╔══
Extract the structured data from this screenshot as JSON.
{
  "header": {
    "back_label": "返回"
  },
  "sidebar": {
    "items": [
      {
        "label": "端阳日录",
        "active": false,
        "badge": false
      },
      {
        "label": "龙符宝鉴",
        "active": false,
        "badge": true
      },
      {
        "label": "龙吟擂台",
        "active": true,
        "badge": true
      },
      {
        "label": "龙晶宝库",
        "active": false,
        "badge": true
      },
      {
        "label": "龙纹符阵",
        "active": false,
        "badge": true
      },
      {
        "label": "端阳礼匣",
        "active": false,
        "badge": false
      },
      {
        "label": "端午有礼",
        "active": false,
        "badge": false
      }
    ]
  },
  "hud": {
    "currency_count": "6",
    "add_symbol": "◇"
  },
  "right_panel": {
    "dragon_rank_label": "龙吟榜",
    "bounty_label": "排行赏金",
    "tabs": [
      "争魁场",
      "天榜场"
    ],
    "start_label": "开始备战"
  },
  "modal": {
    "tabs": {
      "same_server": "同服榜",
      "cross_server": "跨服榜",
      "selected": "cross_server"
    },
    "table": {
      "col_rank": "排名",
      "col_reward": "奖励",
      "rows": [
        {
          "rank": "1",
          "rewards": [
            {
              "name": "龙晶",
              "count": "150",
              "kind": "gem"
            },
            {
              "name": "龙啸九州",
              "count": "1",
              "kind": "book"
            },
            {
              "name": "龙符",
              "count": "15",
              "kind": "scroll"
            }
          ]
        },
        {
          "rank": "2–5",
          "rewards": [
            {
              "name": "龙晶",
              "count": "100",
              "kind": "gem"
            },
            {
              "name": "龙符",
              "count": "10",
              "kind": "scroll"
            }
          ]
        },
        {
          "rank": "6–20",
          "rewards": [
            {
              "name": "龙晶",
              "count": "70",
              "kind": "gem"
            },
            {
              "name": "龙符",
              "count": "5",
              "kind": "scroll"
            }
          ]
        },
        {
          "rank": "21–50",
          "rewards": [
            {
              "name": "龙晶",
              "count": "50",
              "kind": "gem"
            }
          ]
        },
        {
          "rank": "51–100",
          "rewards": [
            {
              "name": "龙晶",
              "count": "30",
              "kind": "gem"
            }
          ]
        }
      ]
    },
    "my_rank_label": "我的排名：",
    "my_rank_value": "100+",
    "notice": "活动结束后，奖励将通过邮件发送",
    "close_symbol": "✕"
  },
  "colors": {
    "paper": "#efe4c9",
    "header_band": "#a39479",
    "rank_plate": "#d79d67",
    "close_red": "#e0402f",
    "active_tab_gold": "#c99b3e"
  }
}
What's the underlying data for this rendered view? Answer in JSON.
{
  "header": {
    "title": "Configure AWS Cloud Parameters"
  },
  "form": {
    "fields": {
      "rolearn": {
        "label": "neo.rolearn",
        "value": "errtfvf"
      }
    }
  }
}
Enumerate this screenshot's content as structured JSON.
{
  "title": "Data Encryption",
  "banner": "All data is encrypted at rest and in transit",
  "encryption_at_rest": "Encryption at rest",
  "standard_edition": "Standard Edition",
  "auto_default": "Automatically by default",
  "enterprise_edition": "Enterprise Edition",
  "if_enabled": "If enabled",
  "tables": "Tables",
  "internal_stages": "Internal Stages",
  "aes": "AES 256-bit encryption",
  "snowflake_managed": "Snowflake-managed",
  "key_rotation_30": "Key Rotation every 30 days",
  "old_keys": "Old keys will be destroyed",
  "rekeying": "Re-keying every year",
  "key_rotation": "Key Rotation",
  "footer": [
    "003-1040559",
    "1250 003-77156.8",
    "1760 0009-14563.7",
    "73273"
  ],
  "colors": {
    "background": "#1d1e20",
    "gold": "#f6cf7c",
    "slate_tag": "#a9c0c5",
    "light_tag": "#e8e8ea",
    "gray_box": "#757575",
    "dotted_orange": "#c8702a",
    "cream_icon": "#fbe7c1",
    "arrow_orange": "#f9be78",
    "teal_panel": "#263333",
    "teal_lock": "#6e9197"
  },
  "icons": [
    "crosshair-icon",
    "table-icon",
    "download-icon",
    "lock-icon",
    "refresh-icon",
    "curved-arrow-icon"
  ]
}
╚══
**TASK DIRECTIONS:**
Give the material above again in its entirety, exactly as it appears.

**EXERCISE SOLUTION:**
Extract the structured data from this screenshot as JSON.
{
  "header": {
    "back_label": "返回"
  },
  "sidebar": {
    "items": [
      {
        "label": "端阳日录",
        "active": false,
        "badge": false
      },
      {
        "label": "龙符宝鉴",
        "active": false,
        "badge": true
      },
      {
        "label": "龙吟擂台",
        "active": true,
        "badge": true
      },
      {
        "label": "龙晶宝库",
        "active": false,
        "badge": true
      },
      {
        "label": "龙纹符阵",
        "active": false,
        "badge": true
      },
      {
        "label": "端阳礼匣",
        "active": false,
        "badge": false
      },
      {
        "label": "端午有礼",
        "active": false,
        "badge": false
      }
    ]
  },
  "hud": {
    "currency_count": "6",
    "add_symbol": "◇"
  },
  "right_panel": {
    "dragon_rank_label": "龙吟榜",
    "bounty_label": "排行赏金",
    "tabs": [
      "争魁场",
      "天榜场"
    ],
    "start_label": "开始备战"
  },
  "modal": {
    "tabs": {
      "same_server": "同服榜",
      "cross_server": "跨服榜",
      "selected": "cross_server"
    },
    "table": {
      "col_rank": "排名",
      "col_reward": "奖励",
      "rows": [
        {
          "rank": "1",
          "rewards": [
            {
              "name": "龙晶",
              "count": "150",
              "kind": "gem"
            },
            {
              "name": "龙啸九州",
              "count": "1",
              "kind": "book"
            },
            {
              "name": "龙符",
              "count": "15",
              "kind": "scroll"
            }
          ]
        },
        {
          "rank": "2–5",
          "rewards": [
            {
              "name": "龙晶",
              "count": "100",
              "kind": "gem"
            },
            {
              "name": "龙符",
              "count": "10",
              "kind": "scroll"
            }
          ]
        },
        {
          "rank": "6–20",
          "rewards": [
            {
              "name": "龙晶",
              "count": "70",
              "kind": "gem"
            },
            {
              "name": "龙符",
              "count": "5",
              "kind": "scroll"
            }
          ]
        },
        {
          "rank": "21–50",
          "rewards": [
            {
              "name": "龙晶",
              "count": "50",
              "kind": "gem"
            }
          ]
        },
        {
          "rank": "51–100",
          "rewards": [
            {
              "name": "龙晶",
              "count": "30",
              "kind": "gem"
            }
          ]
        }
      ]
    },
    "my_rank_label": "我的排名：",
    "my_rank_value": "100+",
    "notice": "活动结束后，奖励将通过邮件发送",
    "close_symbol": "✕"
  },
  "colors": {
    "paper": "#efe4c9",
    "header_band": "#a39479",
    "rank_plate": "#d79d67",
    "close_red": "#e0402f",
    "active_tab_gold": "#c99b3e"
  }
}
What's the underlying data for this rendered view? Answer in JSON.
{
  "header": {
    "title": "Configure AWS Cloud Parameters"
  },
  "form": {
    "fields": {
      "rolearn": {
        "label": "neo.rolearn",
        "value": "errtfvf"
      }
    }
  }
}
Enumerate this screenshot's content as structured JSON.
{
  "title": "Data Encryption",
  "banner": "All data is encrypted at rest and in transit",
  "encryption_at_rest": "Encryption at rest",
  "standard_edition": "Standard Edition",
  "auto_default": "Automatically by default",
  "enterprise_edition": "Enterprise Edition",
  "if_enabled": "If enabled",
  "tables": "Tables",
  "internal_stages": "Internal Stages",
  "aes": "AES 256-bit encryption",
  "snowflake_managed": "Snowflake-managed",
  "key_rotation_30": "Key Rotation every 30 days",
  "old_keys": "Old keys will be destroyed",
  "rekeying": "Re-keying every year",
  "key_rotation": "Key Rotation",
  "footer": [
    "003-1040559",
    "1250 003-77156.8",
    "1760 0009-14563.7",
    "73273"
  ],
  "colors": {
    "background": "#1d1e20",
    "gold": "#f6cf7c",
    "slate_tag": "#a9c0c5",
    "light_tag": "#e8e8ea",
    "gray_box": "#757575",
    "dotted_orange": "#c8702a",
    "cream_icon": "#fbe7c1",
    "arrow_orange": "#f9be78",
    "teal_panel": "#263333",
    "teal_lock": "#6e9197"
  },
  "icons": [
    "crosshair-icon",
    "table-icon",
    "download-icon",
    "lock-icon",
    "refresh-icon",
    "curved-arrow-icon"
  ]
}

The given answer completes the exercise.